A Guide to the United States’ History of Recognition, Diplomatic, and Consular Relations, by Country, since 1776: Saint Lucia


British colonial rule was established in St. Lucia in 1815. The island grew increasingly self-reliant throughout the twentieth century, participating in the West Indies Federation from 1958 until its collapse in 1962. Along with the other Windward Islands, St. Lucia became a federated state associated with the United Kingdom in 1967. Although it achieved independence in 1979, St. Lucia remains a member of the British Commonwealth.

Today the United States and St. Lucia enjoy cooperative relations and have signed several treaties concerning international crime and narcotics trafficking.

Modern Flag of Saint Lucia


U.S. Recognition of Saint Lucian Independence, 1979.

St. Lucia achieved full independence on February 22, 1979. The United States had previously informally recognized St. Lucia as a federated state of the British Commonwealth but did not formally recognize St. Lucian independence until the appointment of Sally Angela Shelton as American Ambassador to St. Lucia on May 17, 1979.

Consular Presence

The United States maintains no official presence in St. Lucia. The Ambassador and Embassy officers are resident in Barbados and frequently travel to St. Lucia.

Diplomatic Relations

U.S. Special Representative to Saint Lucia Appointed, 1977.

Frank V. Oritz, Jr. was appointed United States Special Representative to the States of Antigua, Dominica, St. Christopher-Nevis-Anguilla, St. Lucia, and St. Vincent on September 1, 1977. The appointment was concurrent to his positions as Ambassador to Barbados and to Grenada.

Diplomatic Relations Established, 1983.

Diplomatic relations were established on June 11, 1979, when Ambassador Sally Angela Shelton presented her credentials.
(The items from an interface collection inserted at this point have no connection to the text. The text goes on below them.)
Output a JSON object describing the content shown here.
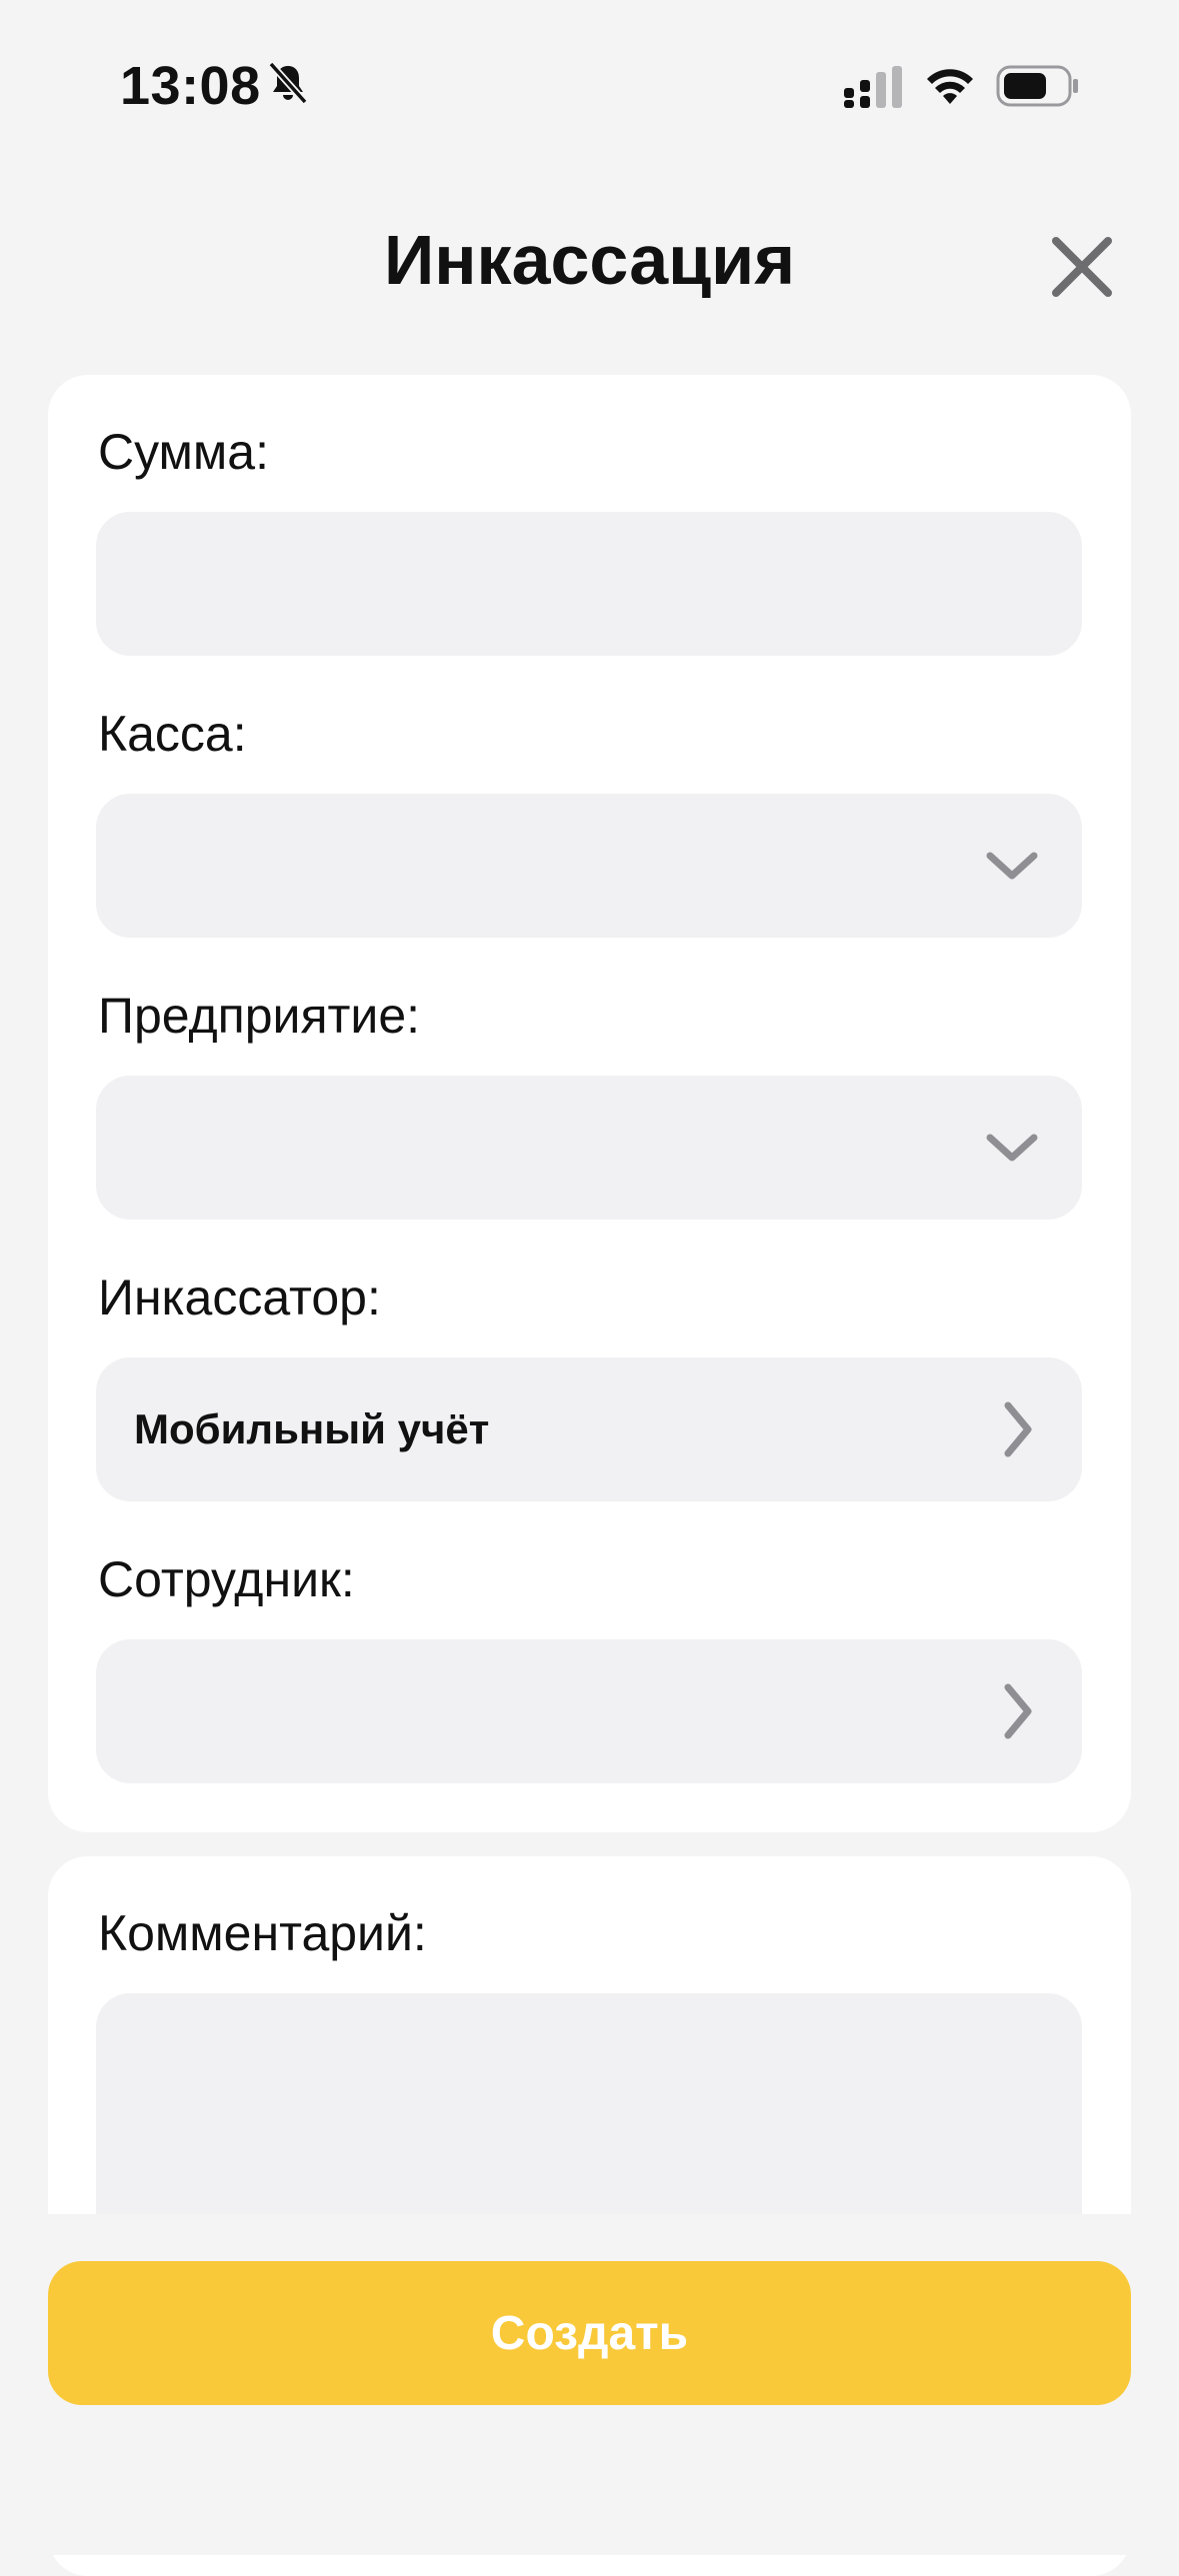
{
  "status_bar": {
    "time": "13:08",
    "icons": [
      "bell-slash-icon",
      "cellular-signal-icon",
      "wifi-icon",
      "battery-icon"
    ]
  },
  "header": {
    "title": "Инкассация",
    "close_icon": "close-icon"
  },
  "form": {
    "amount": {
      "label": "Сумма:",
      "value": ""
    },
    "cashbox": {
      "label": "Касса:",
      "value": "",
      "icon": "chevron-down-icon"
    },
    "enterprise": {
      "label": "Предприятие:",
      "value": "",
      "icon": "chevron-down-icon"
    },
    "collector": {
      "label": "Инкассатор:",
      "value": "Мобильный учёт",
      "icon": "chevron-right-icon"
    },
    "employee": {
      "label": "Сотрудник:",
      "value": "",
      "icon": "chevron-right-icon"
    },
    "comment": {
      "label": "Комментарий:",
      "value": ""
    }
  },
  "actions": {
    "create_label": "Создать"
  },
  "colors": {
    "background": "#f4f4f5",
    "card": "#ffffff",
    "field": "#f1f1f3",
    "accent": "#f9c93a",
    "icon_gray": "#8e8e93"
  }
}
All U.S. ambassadors to St. Lucia have been resident at Barbados.